46 Comments by Steven Asch during a Families USA conference call on the study, March 29, 2006.
47 Lillie-Blanton, Marsha and Catherine Hoffman (2005). “The Role Of Health Insurance Coverage In Reducing Racial/Ethnic Disparities In Health Care.” Health Affairs, Vol. 24, No.2, pp. 398-408. (www.healthaffairs.org)
48 Ayanian, John Z. et al. (2000). “Unmet Health Needs of Uninsured Adults in the United States.” Journal of the American Medical Association, Vo. 284, No. 16, Oct. 25. (www.jama.ama-assn.org)
49 Office of Management and Budget (2006). “Health and Human Services (www.whitehouse.gov/omb/budget/fy2007/hhs.html)
50 Robert Wood Johnson Foundation (2006). “New Study Indicated Majority of Hospitals Collect Patients’ Race, Ethnicity and Language Data: Yet Few Hospitals Use the Data to Improve Quality of Care.” News release. Feb. 9. (www.rwjf.org/newsroom/newsreleasesdetail.jsp?id=10394)
51 Robert Wood Johnson Foundation (2005). “Three National Initiatives Aimed at Eliminating Racial & Ethnic Disparities in Health Care Treatment Unveiled Today.” News release.
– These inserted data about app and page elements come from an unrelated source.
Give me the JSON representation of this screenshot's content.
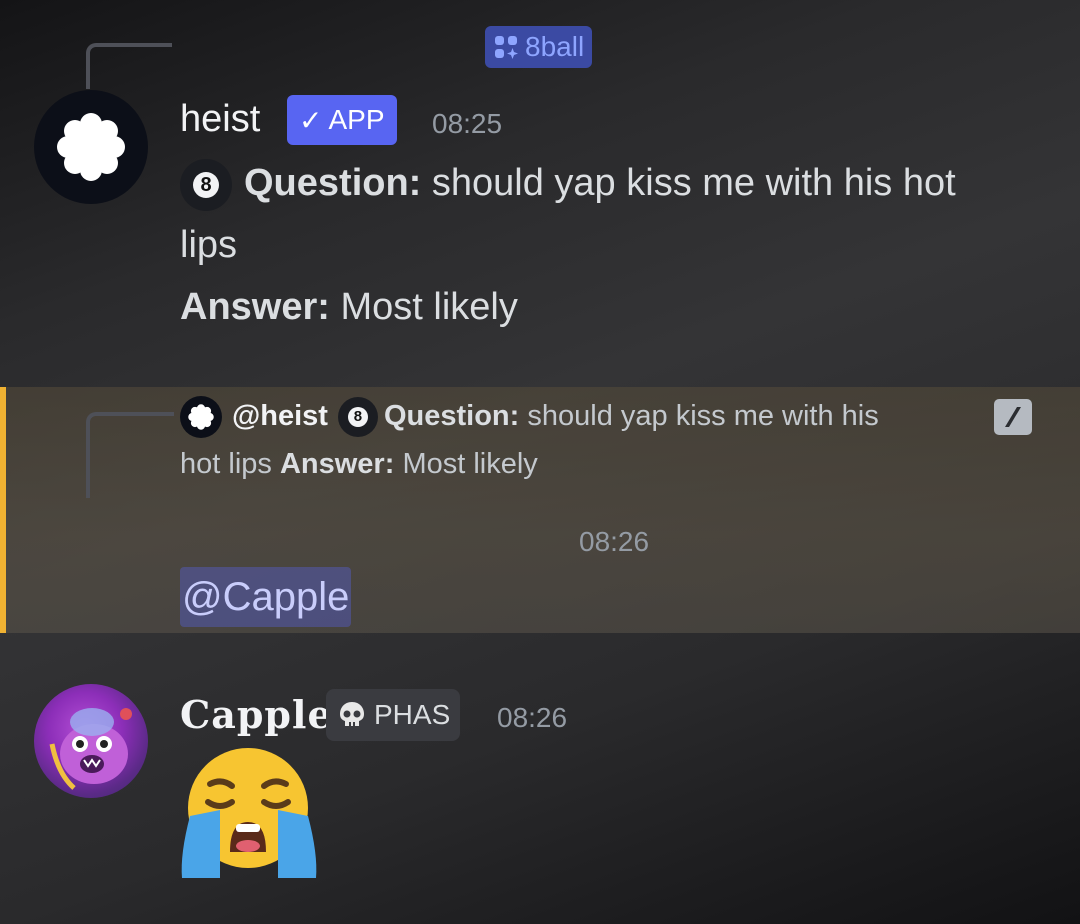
{
  "command": {
    "icon": "app-command-icon",
    "label": "8ball"
  },
  "message1": {
    "username": "heist",
    "badge": "APP",
    "badge_check": "✓",
    "time": "08:25",
    "ball_number": "8",
    "question_label": "Question:",
    "question_text": "should yap kiss me with his hot",
    "question_text_cont": "lips",
    "answer_label": "Answer:",
    "answer_text": "Most likely"
  },
  "reply": {
    "mention_name": "@heist",
    "ball_number": "8",
    "question_label": "Question:",
    "question_text": "should yap kiss me with his",
    "question_text_cont": "hot lips",
    "answer_label": "Answer:",
    "answer_text": "Most likely",
    "icon": "slash-command-icon"
  },
  "message2": {
    "time": "08:26",
    "mention": "@Capple"
  },
  "message3": {
    "username": "Capple",
    "tag_icon": "skull-icon",
    "tag": "PHAS",
    "time": "08:26",
    "emoji": "loudly-crying-face-icon"
  },
  "colors": {
    "accent": "#5865f2",
    "mention_bar": "#f0b232",
    "command_pill": "#3b4aa3",
    "command_text": "#8ea5ff"
  }
}
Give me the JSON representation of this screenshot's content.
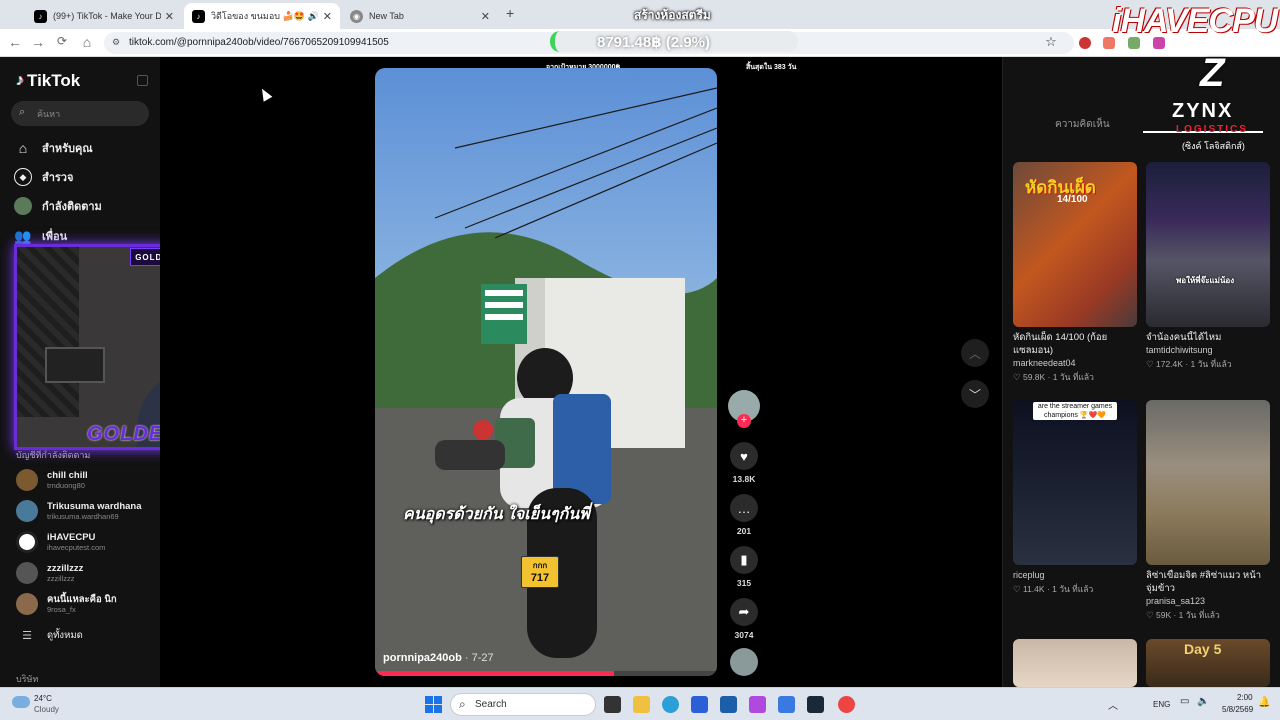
{
  "browser": {
    "tabs": [
      {
        "title": "(99+) TikTok - Make Your Day",
        "active": false
      },
      {
        "title": "วิดีโอของ ขนมอบ 🍰🤩 (@po",
        "active": true
      },
      {
        "title": "New Tab",
        "active": false
      }
    ],
    "new_tab": "+",
    "url": "tiktok.com/@pornnipa240ob/video/7667065209109941505",
    "reload": "⟳",
    "back": "←",
    "forward": "→",
    "home": "⌂",
    "star": "☆"
  },
  "stream_overlay": {
    "title": "สร้างห้องสตรีม",
    "balance": "8791.48฿ (2.9%)",
    "goal": "จากเป้าหมาย 3000000฿",
    "days_left": "สิ้นสุดใน 383 วัน",
    "brand": "iHAVECPU",
    "sponsor_letter": "Z",
    "sponsor_name": "ZYNX",
    "sponsor_sub": "LOGISTICS",
    "sponsor_thai": "(ซิงค์ โลจิสติกส์)",
    "cam_label": "GOLDENJET_TV",
    "cam_banner": "GOLDENJET"
  },
  "sidebar": {
    "logo": "TikTok",
    "search_placeholder": "ค้นหา",
    "nav": [
      {
        "label": "สำหรับคุณ",
        "icon": "home-icon"
      },
      {
        "label": "สำรวจ",
        "icon": "compass-icon"
      },
      {
        "label": "กำลังติดตาม",
        "icon": "following-avatar"
      },
      {
        "label": "เพื่อน",
        "icon": "friends-icon"
      }
    ],
    "following_label": "บัญชีที่กำลังติดตาม",
    "accounts": [
      {
        "name": "chill chill",
        "handle": "trnduong80",
        "color": "#7a5a2e"
      },
      {
        "name": "Trikusuma wardhana",
        "handle": "trikusuma.wardhan69",
        "color": "#4a7a9a"
      },
      {
        "name": "iHAVECPU",
        "handle": "ihavecputest.com",
        "color": "#ffffff"
      },
      {
        "name": "zzzillzzz",
        "handle": "zzzillzzz",
        "color": "#555555"
      },
      {
        "name": "คนนี้แหละคือ นิก",
        "handle": "9rosa_fx",
        "color": "#8a6a4a"
      }
    ],
    "see_all": "ดูทั้งหมด",
    "company": "บริษัท"
  },
  "video": {
    "caption": "คนอุดรด้วยกัน ใจเย็นๆกันพี่",
    "author": "pornnipa240ob",
    "date": "· 7-27",
    "plate_top": "กกก",
    "plate_num": "717",
    "progress": 0.7
  },
  "actions": {
    "likes": "13.8K",
    "comments": "201",
    "saves": "315",
    "shares": "3074"
  },
  "right_panel": {
    "tab_comments": "ความคิดเห็น",
    "cards": [
      {
        "caption": "หัดกินเผ็ด 14/100 (ก้อยแซลมอน)",
        "user": "markneedeat04",
        "likes": "59.8K",
        "time": "· 1 วัน ที่แล้ว",
        "overlay": "หัดกินเผ็ด",
        "overlay2": "14/100"
      },
      {
        "caption": "จำน้องคนนี้ได้ไหม",
        "user": "tamtidchiwitsung",
        "likes": "172.4K",
        "time": "· 1 วัน ที่แล้ว",
        "overlay": "พอให้พี่จ๊ะแม่น้อง",
        "overlay2": ""
      },
      {
        "caption": "",
        "user": "riceplug",
        "likes": "11.4K",
        "time": "· 1 วัน ที่แล้ว",
        "overlay": "are the streamer games champions 🏆❤️🧡",
        "overlay2": ""
      },
      {
        "caption": "ลิซ่าเขื่อมจิต #ลิซ่าแมว หน้าจุ่มข้าว",
        "user": "pranisa_sa123",
        "likes": "59K",
        "time": "· 1 วัน ที่แล้ว",
        "overlay": "",
        "overlay2": ""
      },
      {
        "caption": "",
        "user": "",
        "likes": "",
        "time": "",
        "overlay": "",
        "overlay2": ""
      },
      {
        "caption": "",
        "user": "",
        "likes": "",
        "time": "",
        "overlay": "Day 5",
        "overlay2": ""
      }
    ]
  },
  "taskbar": {
    "temp": "24°C",
    "weather": "Cloudy",
    "search": "Search",
    "lang": "ENG",
    "time": "2:00",
    "date": "5/8/2569"
  }
}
October 6. (http://solvingdisparities.org/home/article/11865?lpid=1484)
52 The Commonwealth Fund. “Using Electronic Health Records to Improve Quality and Reduce Disparities in Diabetes Care.” (www.cmwf.org/grants/grants_show.htm?doc_id=382358)
53 The Commonwealth Fund . “Impact of Cultural and Linguistic Standards on Patients’ Experience with Inpatient Hospital Care.” (www.cmwf.org/grants/grants_show.htm?doc_id=366701)
54 Hasnain-Wynia, Romana (2005). “Using Data from the CMS National Voluntary Hospital Reporting Initiative to Identify Disparities.” Presentation at a June 20, 2005 program sponsored by The Commonwealth Fund and the Alliance for Health Reform.